The Vet is In:
The Long Goodbye
As a veterinarian in my 39th year of practice, I am all too accustomed to the heart-wrenching pain that end-of-life issues in our pets create for us. We must face the fact that our companion can’t be with us forever, and then we must carefully interpret the animal’s status: any physical pain? Mental distress caused by being helpless, painful, and trapped in a failing body? Finally, we have to bring ourselves to load our cats into their carriers and our dogs into the car as we drive our beloved pet to the veterinarian for the very last time for humane euthanasia, feeling grief, guilt, and the pain of loss because our friend’s life will end shortly.
For some clients, the turmoil of emotions involved in the Last Car Ride is too painful to contemplate, and for the best of intentions, they elect to have their pet die “peacefully” at home. If the animal’s condition is not painful and their passing involves a quick and gentle fading away with no nausea, dehydration, agonal pain, or mental anxiety caused by fear of being helpless, then such a passing may be a kind option.
However, I have experienced distress myself on many occasions due to the owner’s imposition of a state of drawn-out suffering in a dying animal, which the owner does not recognize nor acknowledge since it is just too painful to do so. Cats and dogs are their own worst enemies when it comes to telling their humans about failing organs and crippling pain. Their instincts are the same as when they lived in the wild: thus, they do not whine and beg for more attention when very ill and in pain, but rather become silent, reclusive, and stoic.
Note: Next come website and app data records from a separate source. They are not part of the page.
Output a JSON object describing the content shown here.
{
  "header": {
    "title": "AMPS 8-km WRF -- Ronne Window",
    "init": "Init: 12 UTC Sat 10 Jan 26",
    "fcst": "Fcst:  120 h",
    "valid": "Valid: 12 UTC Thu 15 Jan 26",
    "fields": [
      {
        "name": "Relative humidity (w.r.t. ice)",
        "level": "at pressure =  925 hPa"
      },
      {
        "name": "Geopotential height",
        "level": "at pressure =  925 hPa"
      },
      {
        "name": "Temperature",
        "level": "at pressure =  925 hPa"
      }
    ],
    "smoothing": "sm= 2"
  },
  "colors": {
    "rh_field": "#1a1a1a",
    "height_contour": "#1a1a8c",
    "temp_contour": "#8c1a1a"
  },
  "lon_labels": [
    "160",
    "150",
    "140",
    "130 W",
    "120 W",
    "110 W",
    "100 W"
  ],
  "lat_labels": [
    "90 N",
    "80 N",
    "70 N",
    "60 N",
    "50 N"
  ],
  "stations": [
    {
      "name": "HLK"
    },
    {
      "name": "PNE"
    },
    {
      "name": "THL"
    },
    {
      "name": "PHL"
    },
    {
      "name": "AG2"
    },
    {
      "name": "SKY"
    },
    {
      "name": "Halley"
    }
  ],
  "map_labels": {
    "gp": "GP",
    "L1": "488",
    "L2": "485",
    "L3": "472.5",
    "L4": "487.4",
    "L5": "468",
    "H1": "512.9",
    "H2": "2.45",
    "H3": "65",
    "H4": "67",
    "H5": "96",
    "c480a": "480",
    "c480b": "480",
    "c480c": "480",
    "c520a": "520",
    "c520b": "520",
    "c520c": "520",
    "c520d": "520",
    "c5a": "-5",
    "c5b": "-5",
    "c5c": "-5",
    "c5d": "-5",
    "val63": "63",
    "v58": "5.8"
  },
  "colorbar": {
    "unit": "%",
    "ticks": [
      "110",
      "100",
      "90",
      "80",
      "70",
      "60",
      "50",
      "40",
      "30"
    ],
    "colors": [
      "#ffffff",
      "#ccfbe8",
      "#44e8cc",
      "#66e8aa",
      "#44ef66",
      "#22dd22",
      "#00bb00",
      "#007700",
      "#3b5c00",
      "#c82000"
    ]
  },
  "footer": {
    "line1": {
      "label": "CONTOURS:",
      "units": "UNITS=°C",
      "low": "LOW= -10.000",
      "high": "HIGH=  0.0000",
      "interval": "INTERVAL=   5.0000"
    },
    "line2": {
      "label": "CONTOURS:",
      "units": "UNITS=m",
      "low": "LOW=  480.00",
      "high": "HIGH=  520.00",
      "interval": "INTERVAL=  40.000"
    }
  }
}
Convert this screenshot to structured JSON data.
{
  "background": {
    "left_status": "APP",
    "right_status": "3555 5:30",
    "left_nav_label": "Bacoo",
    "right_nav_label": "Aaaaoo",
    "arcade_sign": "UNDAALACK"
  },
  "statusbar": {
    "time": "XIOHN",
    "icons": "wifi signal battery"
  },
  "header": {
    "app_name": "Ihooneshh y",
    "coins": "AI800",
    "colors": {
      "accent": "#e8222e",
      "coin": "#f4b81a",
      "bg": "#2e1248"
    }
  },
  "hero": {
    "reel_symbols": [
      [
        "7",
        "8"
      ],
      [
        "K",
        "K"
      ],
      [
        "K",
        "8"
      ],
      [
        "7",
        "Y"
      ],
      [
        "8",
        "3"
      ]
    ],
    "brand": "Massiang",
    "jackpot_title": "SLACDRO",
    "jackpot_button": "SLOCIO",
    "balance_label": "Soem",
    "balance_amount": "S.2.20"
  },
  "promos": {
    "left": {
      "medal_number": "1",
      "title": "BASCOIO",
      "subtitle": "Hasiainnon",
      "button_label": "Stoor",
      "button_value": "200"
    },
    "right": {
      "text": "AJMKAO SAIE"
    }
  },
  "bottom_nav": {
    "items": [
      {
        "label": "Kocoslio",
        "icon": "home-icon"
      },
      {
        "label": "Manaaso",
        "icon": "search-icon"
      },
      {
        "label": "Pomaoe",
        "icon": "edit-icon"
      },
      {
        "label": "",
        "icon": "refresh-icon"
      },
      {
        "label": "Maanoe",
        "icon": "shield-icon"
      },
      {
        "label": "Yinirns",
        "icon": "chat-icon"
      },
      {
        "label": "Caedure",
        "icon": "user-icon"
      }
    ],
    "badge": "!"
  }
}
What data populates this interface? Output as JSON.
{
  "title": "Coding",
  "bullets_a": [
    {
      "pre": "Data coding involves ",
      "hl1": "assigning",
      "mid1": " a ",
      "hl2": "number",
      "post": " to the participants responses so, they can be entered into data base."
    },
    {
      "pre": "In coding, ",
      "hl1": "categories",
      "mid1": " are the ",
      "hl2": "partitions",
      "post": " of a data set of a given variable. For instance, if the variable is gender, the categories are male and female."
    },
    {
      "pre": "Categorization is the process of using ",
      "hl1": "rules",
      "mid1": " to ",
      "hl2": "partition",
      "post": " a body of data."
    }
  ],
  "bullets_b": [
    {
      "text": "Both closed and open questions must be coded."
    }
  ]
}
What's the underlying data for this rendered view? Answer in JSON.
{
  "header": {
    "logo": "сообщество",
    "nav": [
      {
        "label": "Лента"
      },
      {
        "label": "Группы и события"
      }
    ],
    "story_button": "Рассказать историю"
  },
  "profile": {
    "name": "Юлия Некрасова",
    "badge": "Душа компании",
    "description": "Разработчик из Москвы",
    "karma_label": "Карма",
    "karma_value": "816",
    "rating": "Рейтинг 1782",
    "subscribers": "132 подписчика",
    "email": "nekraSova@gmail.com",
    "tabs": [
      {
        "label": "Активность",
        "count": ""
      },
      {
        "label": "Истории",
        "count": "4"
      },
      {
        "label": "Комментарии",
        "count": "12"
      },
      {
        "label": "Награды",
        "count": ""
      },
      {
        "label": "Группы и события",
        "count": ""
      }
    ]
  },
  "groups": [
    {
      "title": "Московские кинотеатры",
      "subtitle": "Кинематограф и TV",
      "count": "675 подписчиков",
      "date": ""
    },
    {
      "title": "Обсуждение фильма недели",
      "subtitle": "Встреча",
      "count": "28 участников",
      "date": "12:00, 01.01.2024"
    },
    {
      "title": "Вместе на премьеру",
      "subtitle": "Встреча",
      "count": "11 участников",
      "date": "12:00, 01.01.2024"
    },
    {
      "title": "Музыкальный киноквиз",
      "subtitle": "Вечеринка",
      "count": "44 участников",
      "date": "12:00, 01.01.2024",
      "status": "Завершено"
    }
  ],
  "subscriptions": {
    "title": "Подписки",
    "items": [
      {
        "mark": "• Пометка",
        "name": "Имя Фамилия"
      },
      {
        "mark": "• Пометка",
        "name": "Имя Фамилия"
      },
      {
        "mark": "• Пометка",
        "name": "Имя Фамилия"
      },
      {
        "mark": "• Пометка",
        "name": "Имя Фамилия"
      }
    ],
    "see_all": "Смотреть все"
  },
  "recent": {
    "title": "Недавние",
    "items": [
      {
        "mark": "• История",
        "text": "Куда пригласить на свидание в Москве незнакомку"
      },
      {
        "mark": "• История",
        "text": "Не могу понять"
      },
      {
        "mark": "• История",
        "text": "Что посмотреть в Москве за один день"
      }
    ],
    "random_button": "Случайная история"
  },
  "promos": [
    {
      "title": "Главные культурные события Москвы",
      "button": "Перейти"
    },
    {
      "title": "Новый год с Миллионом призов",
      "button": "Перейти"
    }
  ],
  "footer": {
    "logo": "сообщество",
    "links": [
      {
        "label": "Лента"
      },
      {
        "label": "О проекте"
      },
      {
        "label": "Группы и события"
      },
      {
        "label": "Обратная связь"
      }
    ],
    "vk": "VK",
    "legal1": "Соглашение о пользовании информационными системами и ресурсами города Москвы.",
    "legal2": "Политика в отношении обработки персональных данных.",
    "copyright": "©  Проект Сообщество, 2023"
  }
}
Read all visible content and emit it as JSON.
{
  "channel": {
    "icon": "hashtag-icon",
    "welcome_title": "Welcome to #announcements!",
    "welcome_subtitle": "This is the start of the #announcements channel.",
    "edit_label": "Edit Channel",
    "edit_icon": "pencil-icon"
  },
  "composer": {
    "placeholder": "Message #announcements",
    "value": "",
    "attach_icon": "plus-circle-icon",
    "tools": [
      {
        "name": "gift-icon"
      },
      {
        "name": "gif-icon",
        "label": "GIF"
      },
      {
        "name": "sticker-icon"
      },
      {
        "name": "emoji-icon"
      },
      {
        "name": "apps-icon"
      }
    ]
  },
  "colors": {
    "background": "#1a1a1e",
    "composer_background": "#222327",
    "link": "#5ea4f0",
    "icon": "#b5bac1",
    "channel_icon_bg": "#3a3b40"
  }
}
Some ailing cats and dogs still leave their homes to find a hidden spot to await death. In eons past, any animal who vocalized about pain would attract a predator drawn by the distress signals who would end the failing animal’s life. Depending on what the disability might be, the wild animal still dies in a few days, lacking protection from predators and the ability to eat. There is no such thing as a slow, drawn-out, cell-by-cell death in the wild, and to impose one on a pet is cruel.
Therefore, as our companions’ guardians, we must be sure that we are not prolonging their agony because we fail to recognize the suffering in our silent friends, and feel we are doing them a favor by stretching their remaining days as much as possible. Fortunately, the veterinary profession has created a new kind of service that permits humane in-home hospice and euthanasia services, where your pet feels safe in his/her familiar surroundings, is euthanized before the quality of life deteriorates, and you are spared that sad Last Drive. In the Albany area, In the Comfort of Home provides a very nurturing, respectful, and gentle passing for your pet: see www.inthecomfortofhome.com for a full description of Dr. Blankfein’s services. Nationally, the organization Lap of Love (www.lapoflove.com) provides not only home euthanasia, but also in-home hospice services for the terminal patient, where all attention to maintaining proper palliative care — pain relief, maintaining hydration, monitoring for disease progression — is focused so that the doctor can help the owners recognize when it is time. Please discuss this critical time in your pet’s life with your veterinarian to ensure the kindest passing possible.
Holly Cheever, DVM
NYSHA’s VP, Dr. Holly Cheever, is a partner in a small animal practice, the Village Animal Clinic, in Voorheesville, NY. She sits on several boards for animal issues, is a speaker and consultant across the nation, and has testified before Congress about animal abuse in circuses, as well as in New York City regarding the carriage horse trade.
New York State Humane Association Humane Review, Vol. XXXIII, Fall 2018.